Monday, February 23, 2015

the last book I ever read (David Foster Wallace's A Supposedly Fun Thing I'll Never Do Again, excerpt eleven)

from A Supposedly Fun Thing I'll Never Do Again: Essays and Arguments by David Foster Wallace:

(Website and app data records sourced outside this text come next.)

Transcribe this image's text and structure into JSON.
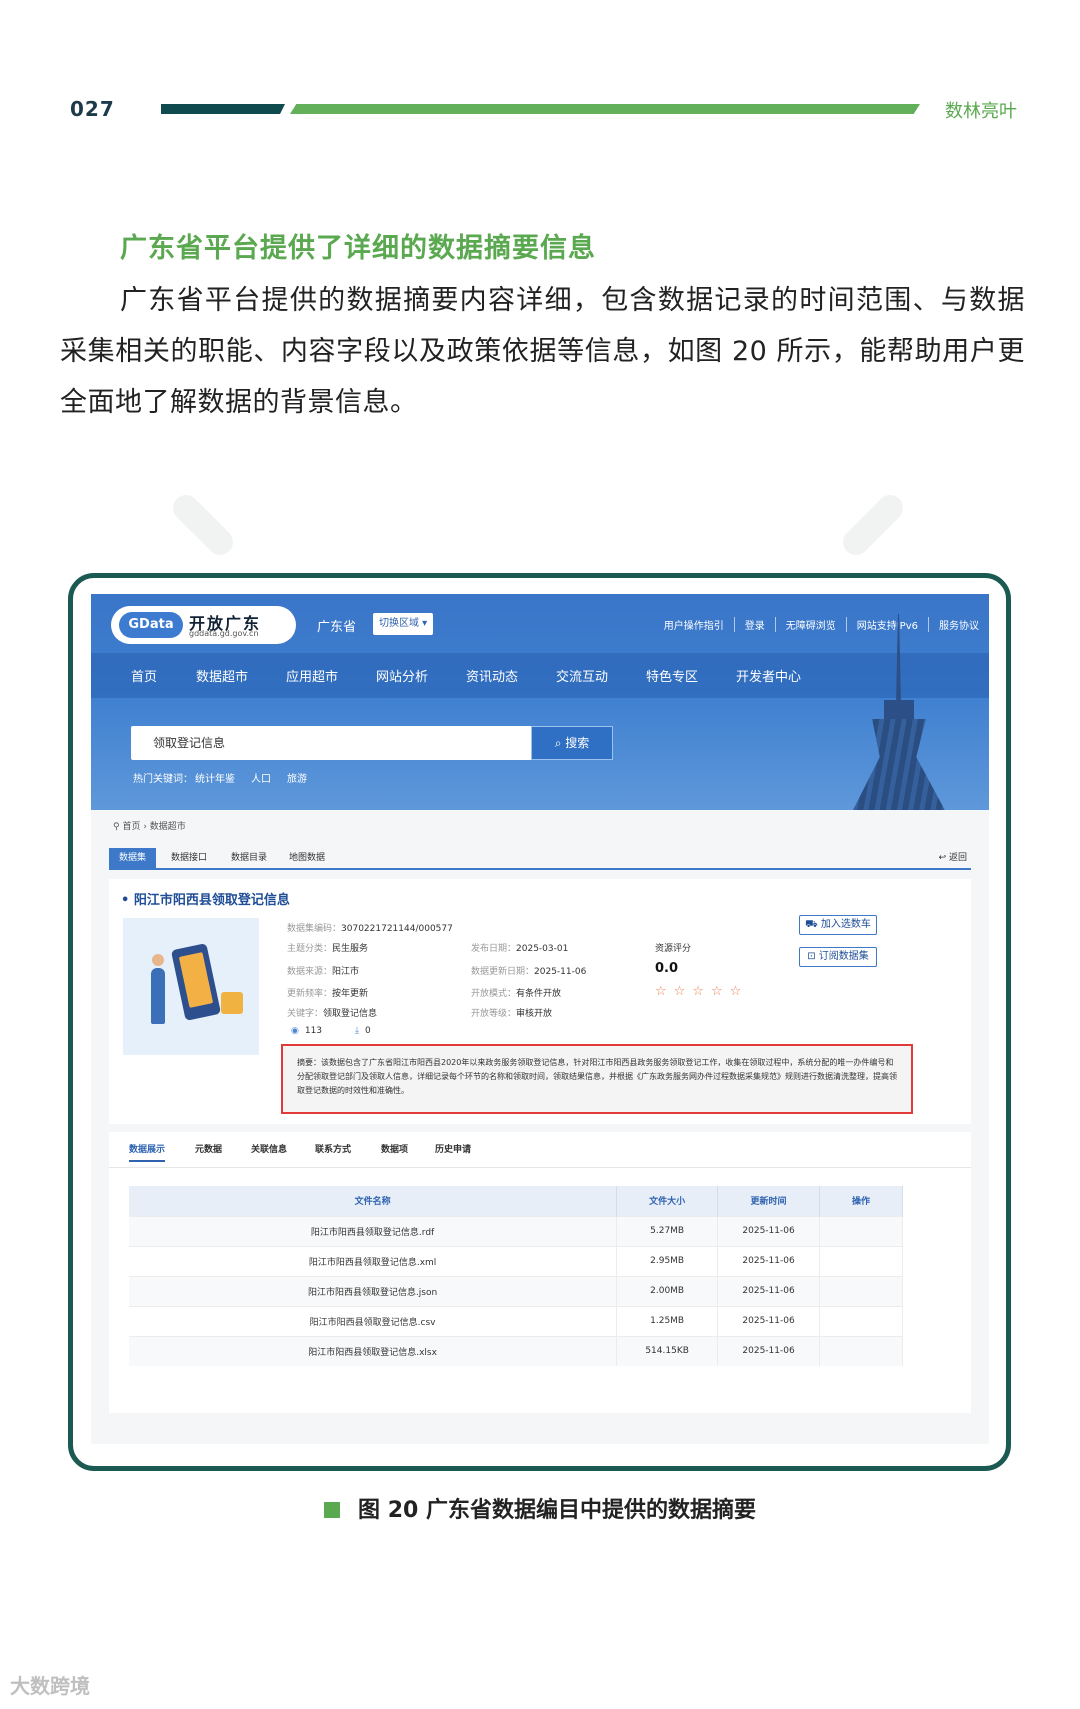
{
  "page": {
    "number": "027",
    "section": "数林亮叶"
  },
  "article": {
    "heading": "广东省平台提供了详细的数据摘要信息",
    "paragraph": "广东省平台提供的数据摘要内容详细，包含数据记录的时间范围、与数据采集相关的职能、内容字段以及政策依据等信息，如图 20 所示，能帮助用户更全面地了解数据的背景信息。"
  },
  "site": {
    "logo": {
      "badge": "GData",
      "title": "开放广东",
      "domain": "gddata.gd.gov.cn"
    },
    "region": "广东省",
    "region_switch": "切换区域 ▾",
    "top_links": [
      "用户操作指引",
      "登录",
      "无障碍浏览",
      "网站支持IPv6",
      "服务协议"
    ],
    "nav": [
      "首页",
      "数据超市",
      "应用超市",
      "网站分析",
      "资讯动态",
      "交流互动",
      "特色专区",
      "开发者中心"
    ],
    "search": {
      "value": "领取登记信息",
      "button": "搜索"
    },
    "hot": {
      "label": "热门关键词：",
      "keywords": [
        "统计年鉴",
        "人口",
        "旅游"
      ]
    },
    "breadcrumb": "首页 › 数据超市",
    "tabs": [
      "数据集",
      "数据接口",
      "数据目录",
      "地图数据"
    ],
    "back": "返回"
  },
  "dataset": {
    "title": "阳江市阳西县领取登记信息",
    "fields": {
      "code_label": "数据集编码：",
      "code": "3070221721144/000577",
      "topic_label": "主题分类：",
      "topic": "民生服务",
      "source_label": "数据来源：",
      "source": "阳江市",
      "freq_label": "更新频率：",
      "freq": "按年更新",
      "keyword_label": "关键字：",
      "keyword": "领取登记信息",
      "pub_label": "发布日期：",
      "pub": "2025-03-01",
      "upd_label": "数据更新日期：",
      "upd": "2025-11-06",
      "mode_label": "开放模式：",
      "mode": "有条件开放",
      "level_label": "开放等级：",
      "level": "审核开放"
    },
    "score_label": "资源评分",
    "score": "0.0",
    "stars": "☆☆☆☆☆",
    "actions": {
      "cart": "加入选数车",
      "subscribe": "订阅数据集"
    },
    "stats": {
      "views": "113",
      "downloads": "0"
    },
    "summary": "摘要：该数据包含了广东省阳江市阳西县2020年以来政务服务领取登记信息，针对阳江市阳西县政务服务领取登记工作，收集在领取过程中，系统分配的唯一办件编号和分配领取登记部门及领取人信息，详细记录每个环节的名称和领取时间，领取结果信息，并根据《广东政务服务网办件过程数据采集规范》规则进行数据清洗整理，提高领取登记数据的时效性和准确性。"
  },
  "detail_tabs": [
    "数据展示",
    "元数据",
    "关联信息",
    "联系方式",
    "数据项",
    "历史申请"
  ],
  "files": {
    "headers": [
      "文件名称",
      "文件大小",
      "更新时间",
      "操作"
    ],
    "rows": [
      [
        "阳江市阳西县领取登记信息.rdf",
        "5.27MB",
        "2025-11-06",
        ""
      ],
      [
        "阳江市阳西县领取登记信息.xml",
        "2.95MB",
        "2025-11-06",
        ""
      ],
      [
        "阳江市阳西县领取登记信息.json",
        "2.00MB",
        "2025-11-06",
        ""
      ],
      [
        "阳江市阳西县领取登记信息.csv",
        "1.25MB",
        "2025-11-06",
        ""
      ],
      [
        "阳江市阳西县领取登记信息.xlsx",
        "514.15KB",
        "2025-11-06",
        ""
      ]
    ]
  },
  "caption": "图 20  广东省数据编目中提供的数据摘要",
  "watermark": "大数跨境",
  "colors": {
    "accent_green": "#5aa84f",
    "frame": "#1b5a52",
    "site_blue": "#3a75c8",
    "highlight_red": "#e03a3a"
  }
}
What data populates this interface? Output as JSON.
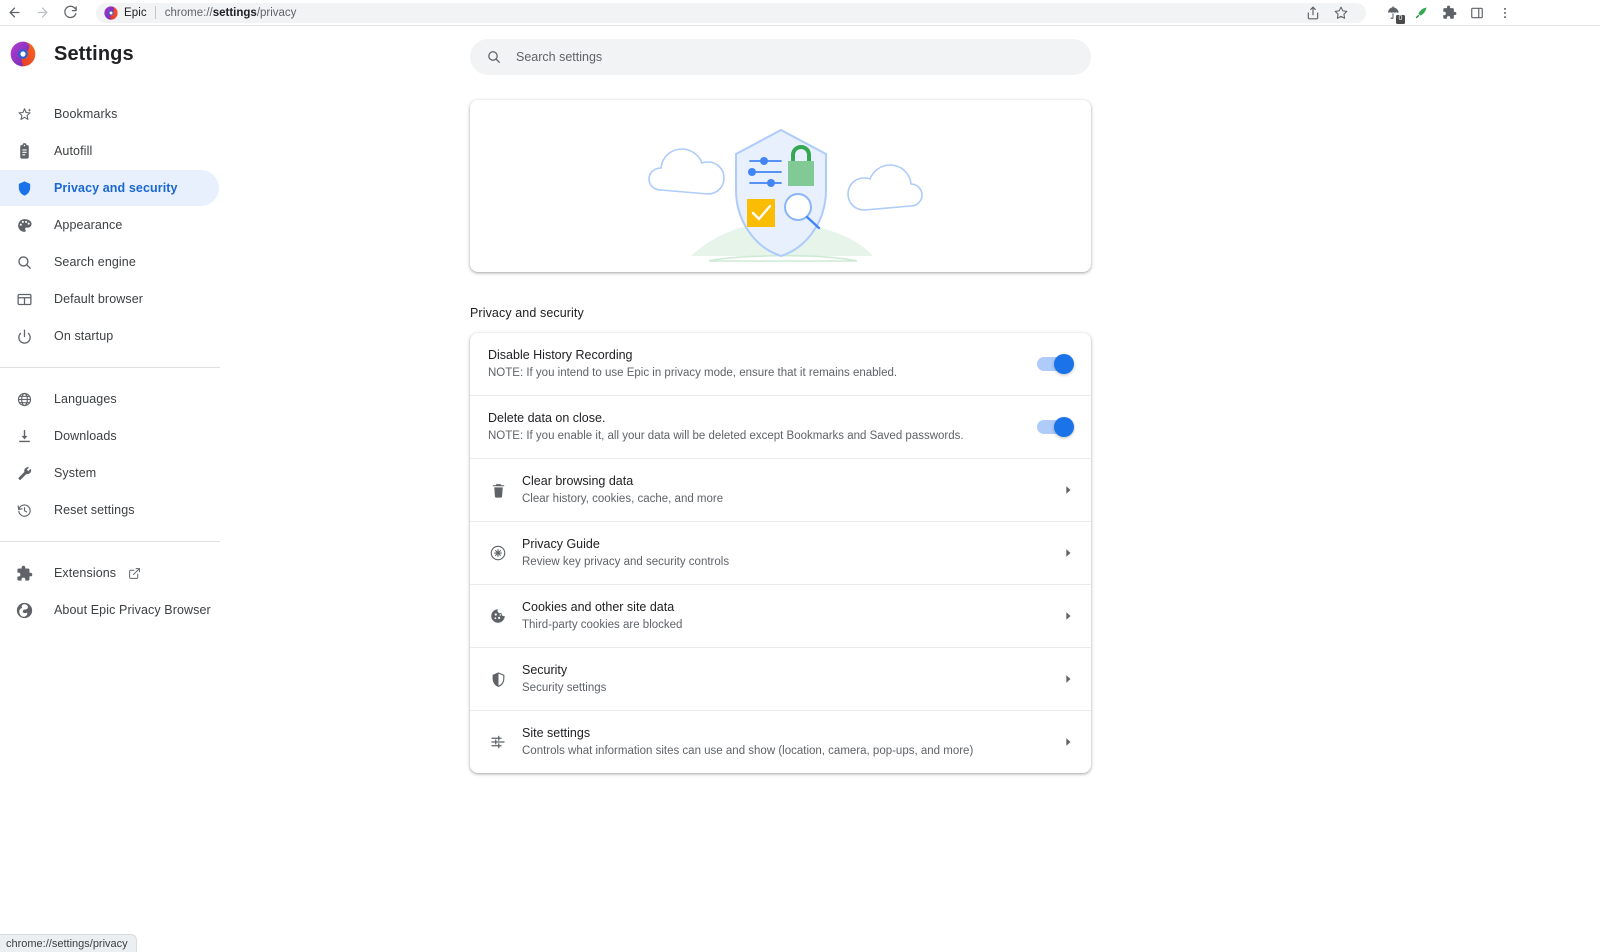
{
  "browser": {
    "back_icon": "back-arrow-icon",
    "forward_icon": "forward-arrow-icon",
    "reload_icon": "reload-icon",
    "brand": "Epic",
    "url_prefix": "chrome://",
    "url_bold": "settings",
    "url_suffix": "/privacy",
    "full_url": "chrome://settings/privacy",
    "actions": [
      {
        "name": "share-icon",
        "label": "Share"
      },
      {
        "name": "bookmark-star-icon",
        "label": "Bookmark this tab"
      },
      {
        "name": "umbrella-tracker-blocker-icon",
        "label": "Trackers blocked",
        "badge": "0"
      },
      {
        "name": "epic-proxy-icon",
        "label": "Proxy"
      },
      {
        "name": "extensions-puzzle-icon",
        "label": "Extensions"
      },
      {
        "name": "side-panel-icon",
        "label": "Side panel"
      },
      {
        "name": "more-menu-icon",
        "label": "Customize and control"
      }
    ]
  },
  "sidebar": {
    "title": "Settings",
    "logo": "epic-logo-icon",
    "groups": [
      {
        "items": [
          {
            "icon": "bookmarks-star-icon",
            "label": "Bookmarks",
            "active": false
          },
          {
            "icon": "autofill-clipboard-icon",
            "label": "Autofill",
            "active": false
          },
          {
            "icon": "shield-icon",
            "label": "Privacy and security",
            "active": true
          },
          {
            "icon": "palette-icon",
            "label": "Appearance",
            "active": false
          },
          {
            "icon": "search-magnifier-icon",
            "label": "Search engine",
            "active": false
          },
          {
            "icon": "browser-window-icon",
            "label": "Default browser",
            "active": false
          },
          {
            "icon": "power-icon",
            "label": "On startup",
            "active": false
          }
        ]
      },
      {
        "items": [
          {
            "icon": "globe-icon",
            "label": "Languages",
            "active": false
          },
          {
            "icon": "download-icon",
            "label": "Downloads",
            "active": false
          },
          {
            "icon": "wrench-icon",
            "label": "System",
            "active": false
          },
          {
            "icon": "history-restore-icon",
            "label": "Reset settings",
            "active": false
          }
        ]
      },
      {
        "items": [
          {
            "icon": "extensions-puzzle-icon",
            "label": "Extensions",
            "active": false,
            "external": true
          },
          {
            "icon": "epic-logo-icon",
            "label": "About Epic Privacy Browser",
            "active": false
          }
        ]
      }
    ]
  },
  "search": {
    "icon": "search-magnifier-icon",
    "placeholder": "Search settings",
    "value": ""
  },
  "hero": {
    "name": "privacy-shield-illustration",
    "colors": {
      "shield_fill": "#d7e3fc",
      "shield_stroke": "#aecbfa",
      "lock_green": "#81c995",
      "check_yellow": "#fbbc04",
      "cloud_stroke": "#aecbfa",
      "hill_green": "#ceead6"
    }
  },
  "main": {
    "section_title": "Privacy and security",
    "toggle_rows": [
      {
        "title": "Disable History Recording",
        "subtitle": "NOTE: If you intend to use Epic in privacy mode, ensure that it remains enabled.",
        "toggle_name": "disable-history-recording-toggle",
        "on": true
      },
      {
        "title": "Delete data on close.",
        "subtitle": "NOTE: If you enable it, all your data will be deleted except Bookmarks and Saved passwords.",
        "toggle_name": "delete-data-on-close-toggle",
        "on": true
      }
    ],
    "link_rows": [
      {
        "icon": "trash-delete-icon",
        "title": "Clear browsing data",
        "subtitle": "Clear history, cookies, cache, and more",
        "row_name": "clear-browsing-data-row"
      },
      {
        "icon": "privacy-guide-icon",
        "title": "Privacy Guide",
        "subtitle": "Review key privacy and security controls",
        "row_name": "privacy-guide-row"
      },
      {
        "icon": "cookie-icon",
        "title": "Cookies and other site data",
        "subtitle": "Third-party cookies are blocked",
        "row_name": "cookies-and-site-data-row"
      },
      {
        "icon": "shield-icon",
        "title": "Security",
        "subtitle": "Security settings",
        "row_name": "security-row"
      },
      {
        "icon": "tune-sliders-icon",
        "title": "Site settings",
        "subtitle": "Controls what information sites can use and show (location, camera, pop-ups, and more)",
        "row_name": "site-settings-row"
      }
    ]
  },
  "status_bar": {
    "text": "chrome://settings/privacy"
  },
  "theme": {
    "accent": "#1a73e8",
    "accent_light": "#aecbfa",
    "active_pill": "#e8f0fe",
    "text_primary": "#202124",
    "text_secondary": "#5f6368",
    "divider": "#e8eaed",
    "field_bg": "#f1f3f4"
  }
}
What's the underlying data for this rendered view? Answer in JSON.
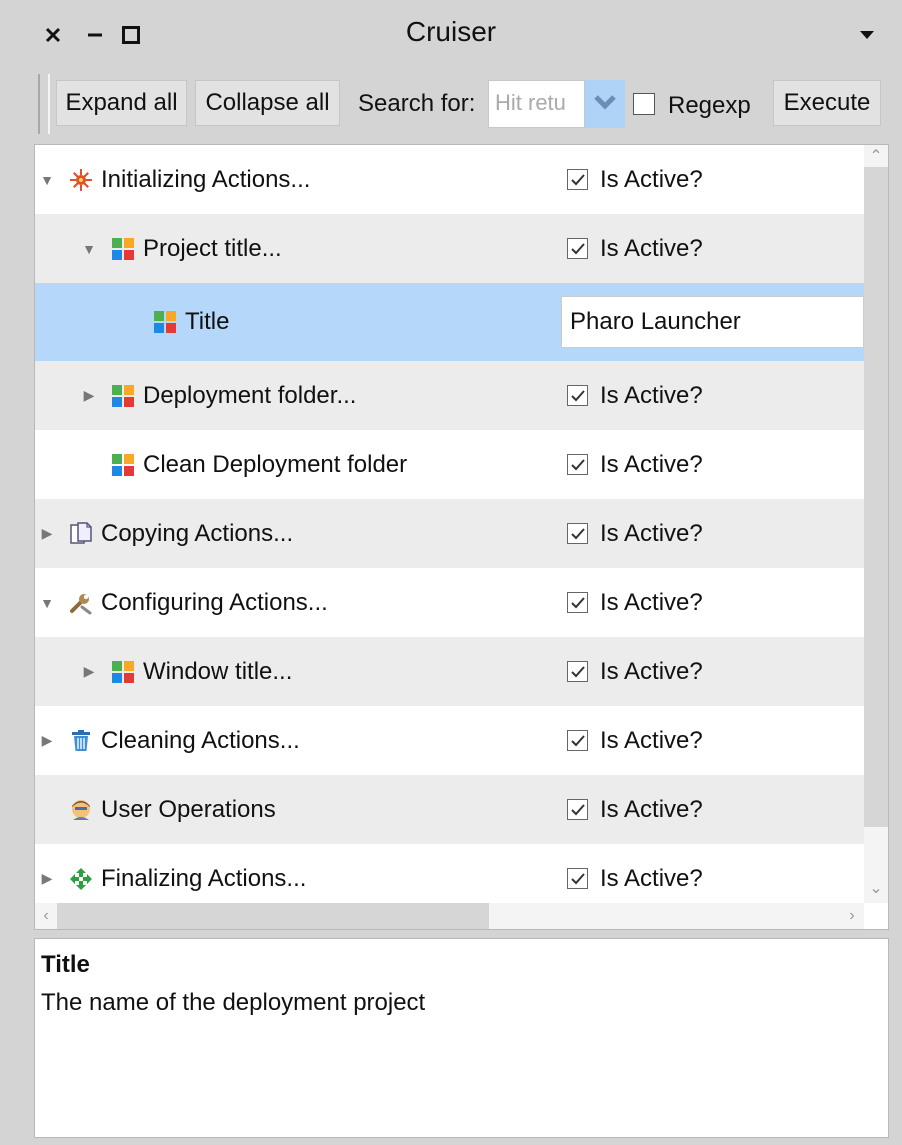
{
  "window": {
    "title": "Cruiser"
  },
  "toolbar": {
    "expand_all": "Expand all",
    "collapse_all": "Collapse all",
    "search_label": "Search for:",
    "search_placeholder": "Hit retu",
    "regexp_label": "Regexp",
    "regexp_checked": false,
    "execute": "Execute"
  },
  "tree": {
    "active_label": "Is Active?",
    "rows": [
      {
        "label": "Initializing Actions...",
        "level": 0,
        "expander": "expanded",
        "icon": "gear-burst-icon",
        "active": true
      },
      {
        "label": "Project title...",
        "level": 1,
        "expander": "expanded",
        "icon": "color-grid-icon",
        "active": true
      },
      {
        "label": "Title",
        "level": 2,
        "expander": "none",
        "icon": "color-grid-icon",
        "value": "Pharo Launcher",
        "selected": true
      },
      {
        "label": "Deployment folder...",
        "level": 1,
        "expander": "collapsed",
        "icon": "color-grid-icon",
        "active": true
      },
      {
        "label": "Clean Deployment folder",
        "level": 1,
        "expander": "none",
        "icon": "color-grid-icon",
        "active": true
      },
      {
        "label": "Copying Actions...",
        "level": 0,
        "expander": "collapsed",
        "icon": "copy-document-icon",
        "active": true
      },
      {
        "label": "Configuring Actions...",
        "level": 0,
        "expander": "expanded",
        "icon": "wrench-icon",
        "active": true
      },
      {
        "label": "Window title...",
        "level": 1,
        "expander": "collapsed",
        "icon": "color-grid-icon",
        "active": true
      },
      {
        "label": "Cleaning Actions...",
        "level": 0,
        "expander": "collapsed",
        "icon": "trash-icon",
        "active": true
      },
      {
        "label": "User Operations",
        "level": 0,
        "expander": "none",
        "icon": "user-icon",
        "active": true
      },
      {
        "label": "Finalizing Actions...",
        "level": 0,
        "expander": "collapsed",
        "icon": "green-arrows-icon",
        "active": true
      }
    ]
  },
  "description": {
    "title": "Title",
    "text": "The name of the deployment project"
  },
  "colors": {
    "selection": "#b5d7f9",
    "alt_row": "#ececec",
    "chrome": "#d4d4d4"
  }
}
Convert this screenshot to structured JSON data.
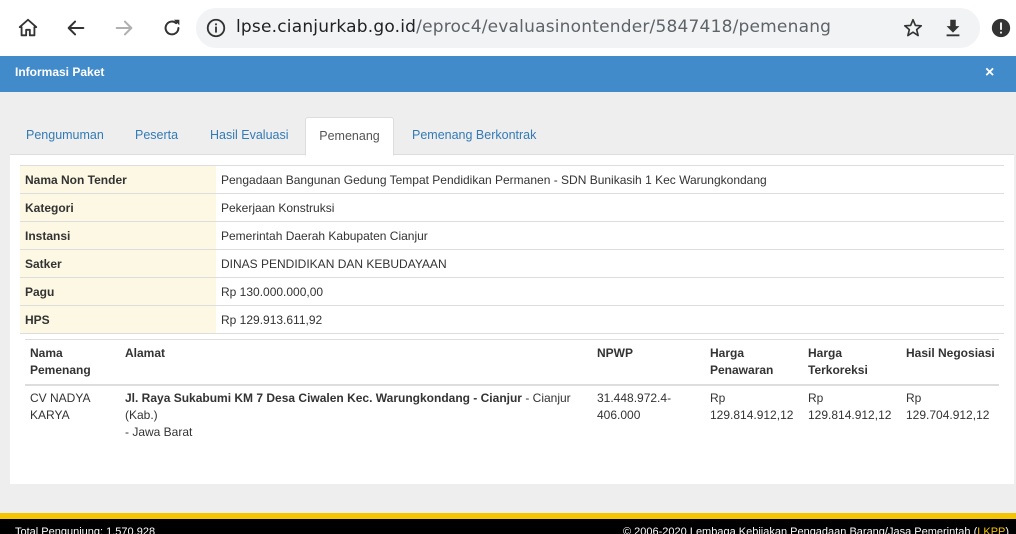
{
  "browser": {
    "url_host": "lpse.cianjurkab.go.id",
    "url_path": "/eproc4/evaluasinontender/5847418/pemenang",
    "icons": [
      "home-icon",
      "back-icon",
      "forward-icon",
      "reload-icon",
      "info-icon",
      "star-icon",
      "download-icon",
      "alert-icon"
    ]
  },
  "modal": {
    "title": "Informasi Paket",
    "close": "×"
  },
  "tabs": [
    {
      "label": "Pengumuman"
    },
    {
      "label": "Peserta"
    },
    {
      "label": "Hasil Evaluasi"
    },
    {
      "label": "Pemenang",
      "active": true
    },
    {
      "label": "Pemenang Berkontrak"
    }
  ],
  "info": [
    {
      "label": "Nama Non Tender",
      "value": "Pengadaan Bangunan Gedung Tempat Pendidikan Permanen - SDN Bunikasih 1 Kec Warungkondang"
    },
    {
      "label": "Kategori",
      "value": "Pekerjaan Konstruksi"
    },
    {
      "label": "Instansi",
      "value": "Pemerintah Daerah Kabupaten Cianjur"
    },
    {
      "label": "Satker",
      "value": "DINAS PENDIDIKAN DAN KEBUDAYAAN"
    },
    {
      "label": "Pagu",
      "value": "Rp 130.000.000,00"
    },
    {
      "label": "HPS",
      "value": "Rp 129.913.611,92"
    }
  ],
  "winner_table": {
    "headers": {
      "nama_1": "Nama",
      "nama_2": "Pemenang",
      "alamat": "Alamat",
      "npwp": "NPWP",
      "penawaran_1": "Harga",
      "penawaran_2": "Penawaran",
      "terkoreksi_1": "Harga",
      "terkoreksi_2": "Terkoreksi",
      "negosiasi": "Hasil Negosiasi"
    },
    "row": {
      "nama_1": "CV NADYA",
      "nama_2": "KARYA",
      "alamat_bold": "Jl. Raya Sukabumi KM 7 Desa Ciwalen Kec. Warungkondang - Cianjur",
      "alamat_rest_1": " - Cianjur (Kab.)",
      "alamat_rest_2": "- Jawa Barat",
      "npwp_1": "31.448.972.4-",
      "npwp_2": "406.000",
      "penawaran_1": "Rp",
      "penawaran_2": "129.814.912,12",
      "terkoreksi_1": "Rp",
      "terkoreksi_2": "129.814.912,12",
      "negosiasi_1": "Rp",
      "negosiasi_2": "129.704.912,12"
    }
  },
  "footer": {
    "left": "Total Pengunjung: 1.570.928",
    "right_text": "© 2006-2020 Lembaga Kebijakan Pengadaan Barang/Jasa Pemerintah (",
    "right_link": "LKPP",
    "right_end": ")"
  },
  "colors": {
    "header_blue": "#428bca",
    "label_bg": "#fcf8e3",
    "link_blue": "#337ab7",
    "footer_yellow": "#f5c400"
  }
}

I submit that tennis is the most beautiful sport there is, and also the most demanding. It requires body control, hand-eye coordination, quickness, flat-out speed, endurance, and that strange mix of caution and abandon we call courage. It also requires smarts. Just one single shot in one exchange in one point of a high-level match is a nightmare of mechanical variables. Given a net that’s three feet high (at the center) and two players in (unrealistically) a fixed position, the efficacy of one single shot is determined by its angle, depth, pace, and spin. And each of these determinants is itself determined by still other variables—for example, a shot’s depth is determined by the height at which the ball passes over the net combined with some integrated function of pace and spin, with the ball’s height over the net itself determined by the player’s body position, grip on the racquet, degree of backswing, angle of racquet face, and the 3-D coordinates through which the racquet face moves during that interval in which the ball is actually on the strings. The tree of variables and determinants branches out, on and on, and then on even farther when the opponent’s own positions and predilections and the ballistic features of the ball he’s sent you to hit are factored in. No CPU yet existent could compute the expansion of variables for even a single exchange—smoke would come out of the mainframe. The sort of thinking involved is the sort that can be done only by a living and highly conscious entity, and then only unconsciously, i.e. by combining talent with repetition to such an extent that the variables are combined and controlled without conscious thought. In other words, serious tennis is a kind of art.